[[ Task inputs open ]]
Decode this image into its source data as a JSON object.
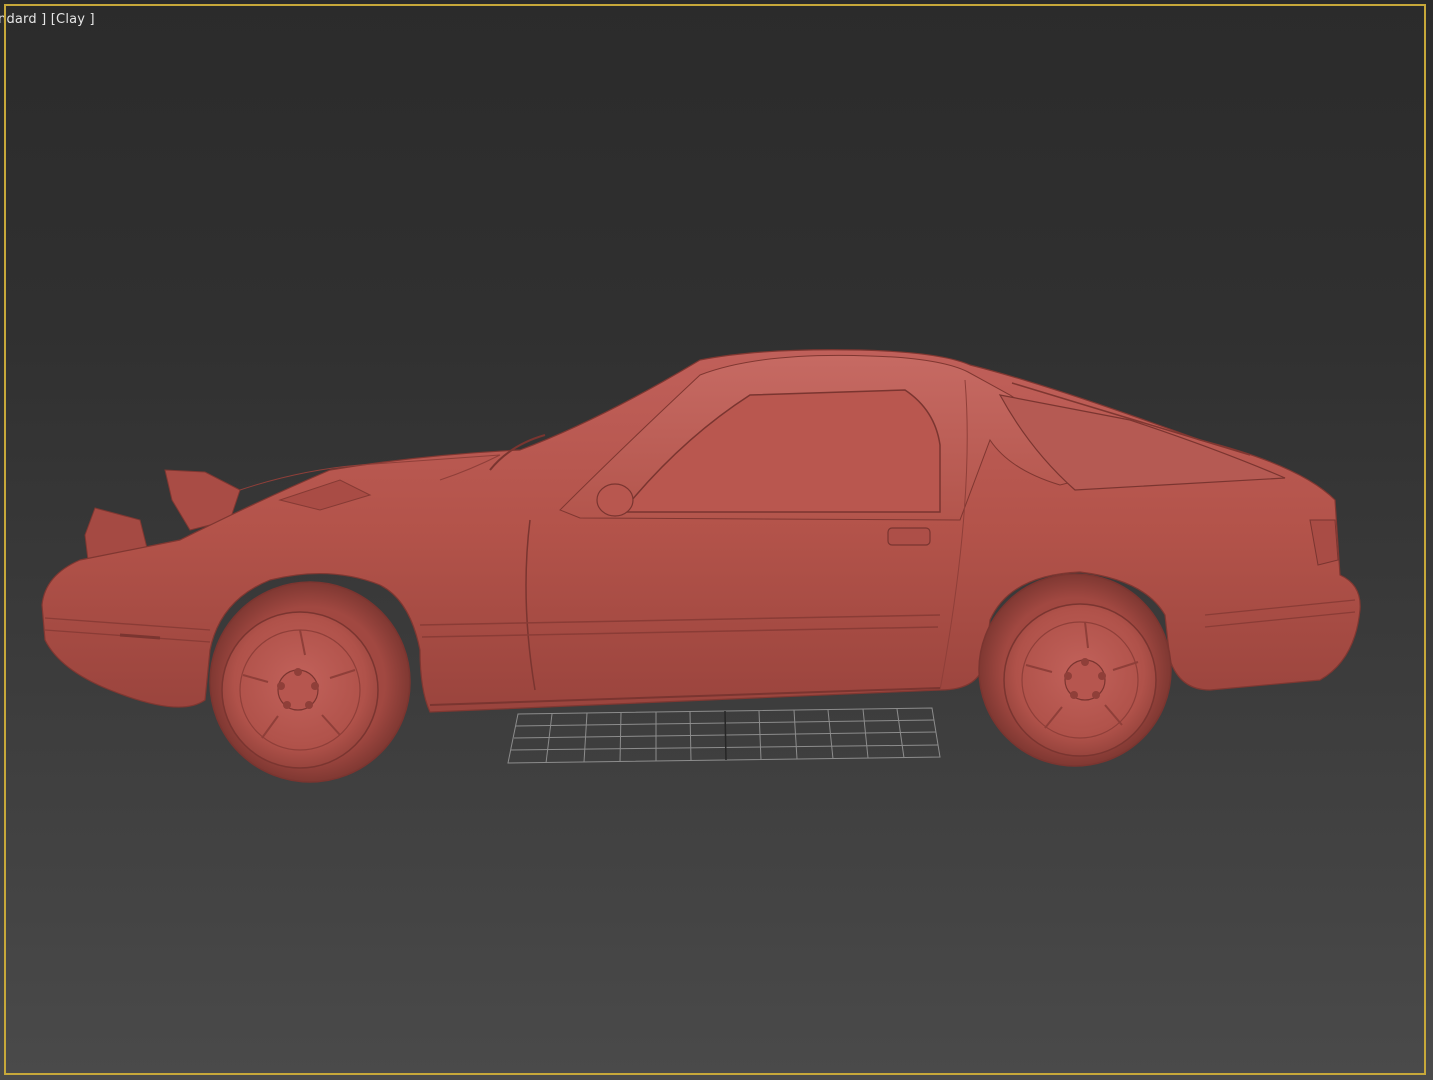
{
  "viewport": {
    "label_left": "ndard ]",
    "label_right": "[Clay ]"
  },
  "colors": {
    "border": "#c7a83a",
    "body": "#b3534a",
    "body_light": "#c2605a",
    "body_dark": "#8f3e38",
    "grid": "#9a9a9a"
  }
}
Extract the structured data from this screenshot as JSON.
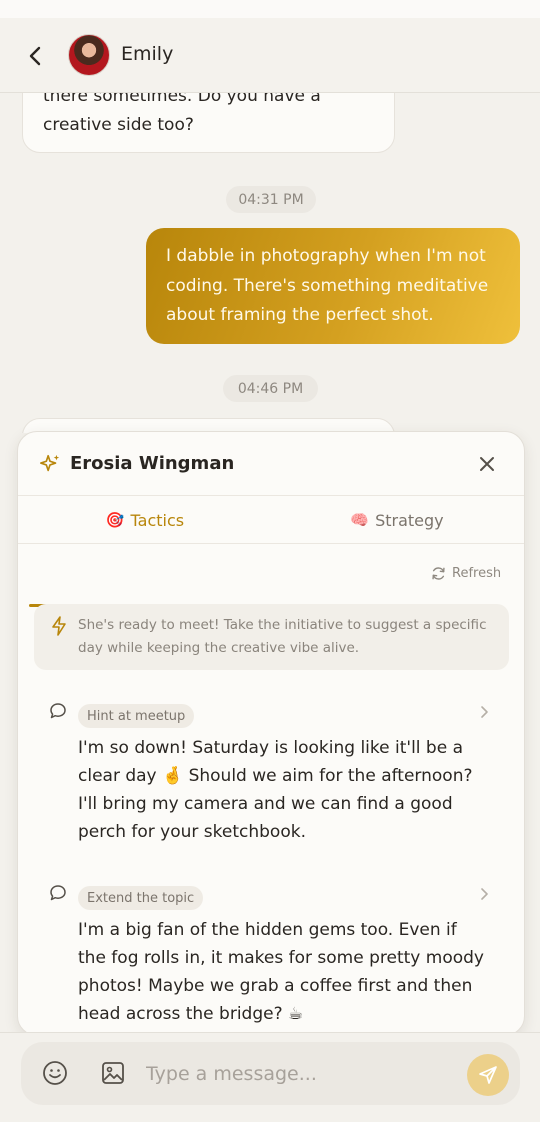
{
  "header": {
    "contact_name": "Emily"
  },
  "chat": {
    "incoming_partial": "there sometimes. Do you have a creative side too?",
    "timestamp_1": "04:31 PM",
    "outgoing": "I dabble in photography when I'm not coding. There's something meditative about framing the perfect shot.",
    "timestamp_2": "04:46 PM"
  },
  "wingman": {
    "title": "Erosia Wingman",
    "tabs": [
      {
        "emoji": "🎯",
        "label": "Tactics",
        "active": true
      },
      {
        "emoji": "🧠",
        "label": "Strategy",
        "active": false
      }
    ],
    "refresh_label": "Refresh",
    "insight": "She's ready to meet! Take the initiative to suggest a specific day while keeping the creative vibe alive.",
    "suggestions": [
      {
        "tag": "Hint at meetup",
        "text": "I'm so down! Saturday is looking like it'll be a clear day 🤞 Should we aim for the afternoon? I'll bring my camera and we can find a good perch for your sketchbook."
      },
      {
        "tag": "Extend the topic",
        "text": "I'm a big fan of the hidden gems too. Even if the fog rolls in, it makes for some pretty moody photos! Maybe we grab a coffee first and then head across the bridge? ☕"
      }
    ]
  },
  "composer": {
    "placeholder": "Type a message..."
  },
  "colors": {
    "accent": "#b8860b",
    "background": "#f3f1ec",
    "send_button": "#ecd08a"
  }
}
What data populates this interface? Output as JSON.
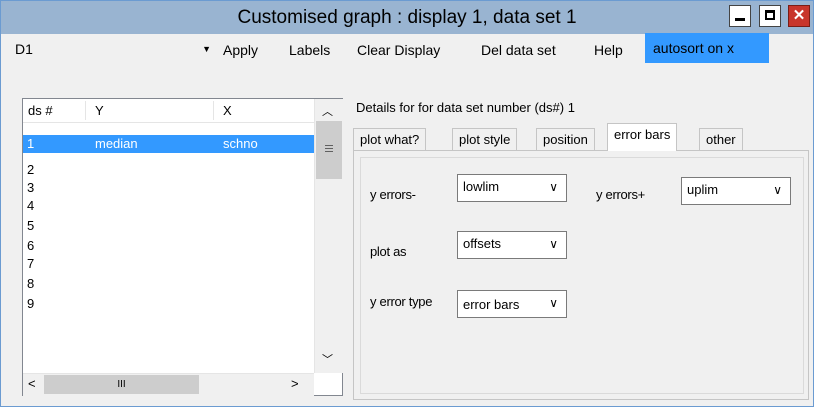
{
  "window": {
    "title": "Customised graph : display 1, data set 1"
  },
  "menubar": {
    "combo_value": "D1",
    "items": [
      "Apply",
      "Labels",
      "Clear Display",
      "Del data set",
      "Help"
    ],
    "autosort": "autosort on x"
  },
  "list": {
    "headers": {
      "ds": "ds #",
      "y": "Y",
      "x": "X"
    },
    "rows": [
      {
        "ds": "1",
        "y": "median",
        "x": "schno"
      },
      {
        "ds": "2",
        "y": "",
        "x": ""
      },
      {
        "ds": "3",
        "y": "",
        "x": ""
      },
      {
        "ds": "4",
        "y": "",
        "x": ""
      },
      {
        "ds": "5",
        "y": "",
        "x": ""
      },
      {
        "ds": "6",
        "y": "",
        "x": ""
      },
      {
        "ds": "7",
        "y": "",
        "x": ""
      },
      {
        "ds": "8",
        "y": "",
        "x": ""
      },
      {
        "ds": "9",
        "y": "",
        "x": ""
      }
    ],
    "hscroll_thumb": "III"
  },
  "details": {
    "label": "Details for for data set number (ds#) 1",
    "tabs": [
      "plot what?",
      "plot style",
      "position",
      "error bars",
      "other"
    ],
    "active_tab": "error bars",
    "fields": {
      "y_errors_minus_label": "y errors-",
      "y_errors_minus_value": "lowlim",
      "y_errors_plus_label": "y errors+",
      "y_errors_plus_value": "uplim",
      "plot_as_label": "plot as",
      "plot_as_value": "offsets",
      "error_type_label": "y error type",
      "error_type_value": "error bars"
    }
  },
  "colors": {
    "titlebar": "#99b4d1",
    "selection": "#3399ff",
    "close": "#c8352b"
  }
}
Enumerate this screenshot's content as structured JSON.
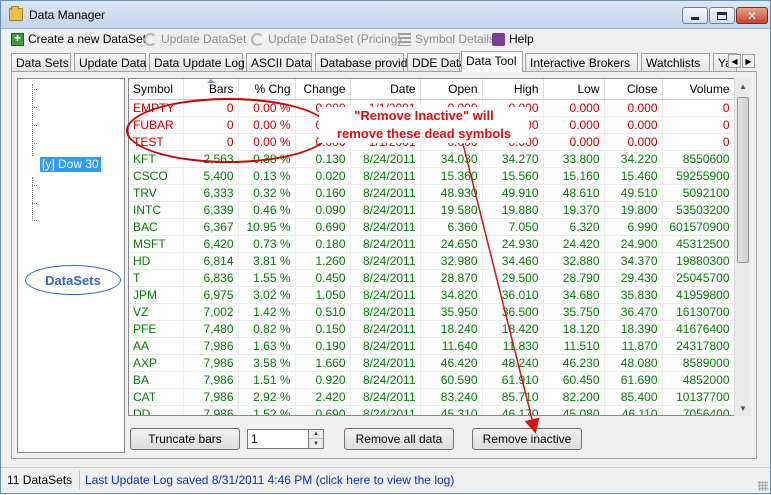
{
  "window": {
    "title": "Data Manager"
  },
  "toolbar": {
    "create": "Create a new DataSet",
    "update": "Update DataSet",
    "update_pricing": "Update DataSet (Pricing)",
    "symbol_details": "Symbol Details",
    "help": "Help"
  },
  "tabs": [
    "Data Sets",
    "Update Data",
    "Data Update Log",
    "ASCII Data",
    "Database provider",
    "DDE Data",
    "Data Tool",
    "Interactive Brokers",
    "Watchlists",
    "Yahoo! D"
  ],
  "active_tab": "Data Tool",
  "tree": {
    "selected_node": "[y] Dow 30",
    "annotation": "DataSets"
  },
  "grid": {
    "columns": [
      "Symbol",
      "Bars",
      "% Chg",
      "Change",
      "Date",
      "Open",
      "High",
      "Low",
      "Close",
      "Volume"
    ],
    "sorted_column": "Bars",
    "rows": [
      {
        "status": "dead",
        "cells": [
          "EMPTY",
          "0",
          "0.00 %",
          "0.000",
          "1/1/2001",
          "0.000",
          "0.000",
          "0.000",
          "0.000",
          "0"
        ]
      },
      {
        "status": "dead",
        "cells": [
          "FUBAR",
          "0",
          "0.00 %",
          "0.000",
          "1/1/2001",
          "0.000",
          "0.000",
          "0.000",
          "0.000",
          "0"
        ]
      },
      {
        "status": "dead",
        "cells": [
          "TEST",
          "0",
          "0.00 %",
          "0.000",
          "1/1/2001",
          "0.000",
          "0.000",
          "0.000",
          "0.000",
          "0"
        ]
      },
      {
        "status": "live",
        "cells": [
          "KFT",
          "2,563",
          "0.38 %",
          "0.130",
          "8/24/2011",
          "34.030",
          "34.270",
          "33.800",
          "34.220",
          "8550600"
        ]
      },
      {
        "status": "live",
        "cells": [
          "CSCO",
          "5,400",
          "0.13 %",
          "0.020",
          "8/24/2011",
          "15.360",
          "15.560",
          "15.160",
          "15.460",
          "59255900"
        ]
      },
      {
        "status": "live",
        "cells": [
          "TRV",
          "6,333",
          "0.32 %",
          "0.160",
          "8/24/2011",
          "48.930",
          "49.910",
          "48.610",
          "49.510",
          "5092100"
        ]
      },
      {
        "status": "live",
        "cells": [
          "INTC",
          "6,339",
          "0.46 %",
          "0.090",
          "8/24/2011",
          "19.580",
          "19.880",
          "19.370",
          "19.800",
          "53503200"
        ]
      },
      {
        "status": "live",
        "cells": [
          "BAC",
          "6,367",
          "10.95 %",
          "0.690",
          "8/24/2011",
          "6.360",
          "7.050",
          "6.320",
          "6.990",
          "601570900"
        ]
      },
      {
        "status": "live",
        "cells": [
          "MSFT",
          "6,420",
          "0.73 %",
          "0.180",
          "8/24/2011",
          "24.650",
          "24.930",
          "24.420",
          "24.900",
          "45312500"
        ]
      },
      {
        "status": "live",
        "cells": [
          "HD",
          "6,814",
          "3.81 %",
          "1.260",
          "8/24/2011",
          "32.980",
          "34.460",
          "32.880",
          "34.370",
          "19880300"
        ]
      },
      {
        "status": "live",
        "cells": [
          "T",
          "6,836",
          "1.55 %",
          "0.450",
          "8/24/2011",
          "28.870",
          "29.500",
          "28.790",
          "29.430",
          "25045700"
        ]
      },
      {
        "status": "live",
        "cells": [
          "JPM",
          "6,975",
          "3.02 %",
          "1.050",
          "8/24/2011",
          "34.820",
          "36.010",
          "34.680",
          "35.830",
          "41959800"
        ]
      },
      {
        "status": "live",
        "cells": [
          "VZ",
          "7,002",
          "1.42 %",
          "0.510",
          "8/24/2011",
          "35.950",
          "36.500",
          "35.750",
          "36.470",
          "16130700"
        ]
      },
      {
        "status": "live",
        "cells": [
          "PFE",
          "7,480",
          "0.82 %",
          "0.150",
          "8/24/2011",
          "18.240",
          "18.420",
          "18.120",
          "18.390",
          "41676400"
        ]
      },
      {
        "status": "live",
        "cells": [
          "AA",
          "7,986",
          "1.63 %",
          "0.190",
          "8/24/2011",
          "11.640",
          "11.830",
          "11.510",
          "11.870",
          "24317800"
        ]
      },
      {
        "status": "live",
        "cells": [
          "AXP",
          "7,986",
          "3.58 %",
          "1.660",
          "8/24/2011",
          "46.420",
          "48.240",
          "46.230",
          "48.080",
          "8589000"
        ]
      },
      {
        "status": "live",
        "cells": [
          "BA",
          "7,986",
          "1.51 %",
          "0.920",
          "8/24/2011",
          "60.590",
          "61.910",
          "60.450",
          "61.690",
          "4852000"
        ]
      },
      {
        "status": "live",
        "cells": [
          "CAT",
          "7,986",
          "2.92 %",
          "2.420",
          "8/24/2011",
          "83.240",
          "85.710",
          "82.200",
          "85.400",
          "10137700"
        ]
      },
      {
        "status": "live",
        "cells": [
          "DD",
          "7,986",
          "1.52 %",
          "0.690",
          "8/24/2011",
          "45.310",
          "46.170",
          "45.080",
          "46.110",
          "7056400"
        ]
      }
    ]
  },
  "controls": {
    "truncate_bars": "Truncate bars",
    "spin_value": "1",
    "remove_all": "Remove all data",
    "remove_inactive": "Remove inactive"
  },
  "annotation": {
    "line1": "\"Remove Inactive\" will",
    "line2": "remove these dead symbols"
  },
  "status": {
    "count": "11 DataSets",
    "log": "Last Update Log saved 8/31/2011 4:46 PM (click here to view the log)"
  },
  "colors": {
    "dead_row": "#cc0000",
    "live_row": "#008000",
    "annotation_red": "#e01010",
    "annotation_blue": "#3366cc",
    "selection": "#3399ff"
  }
}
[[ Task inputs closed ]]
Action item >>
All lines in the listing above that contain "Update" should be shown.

Answer area >>
    "update": "Update DataSet",
    "update_pricing": "Update DataSet (Pricing)",
    "Update Data",
    "Data Update Log",
    "log": "Last Update Log saved 8/31/2011 4:46 PM (click here to view the log)"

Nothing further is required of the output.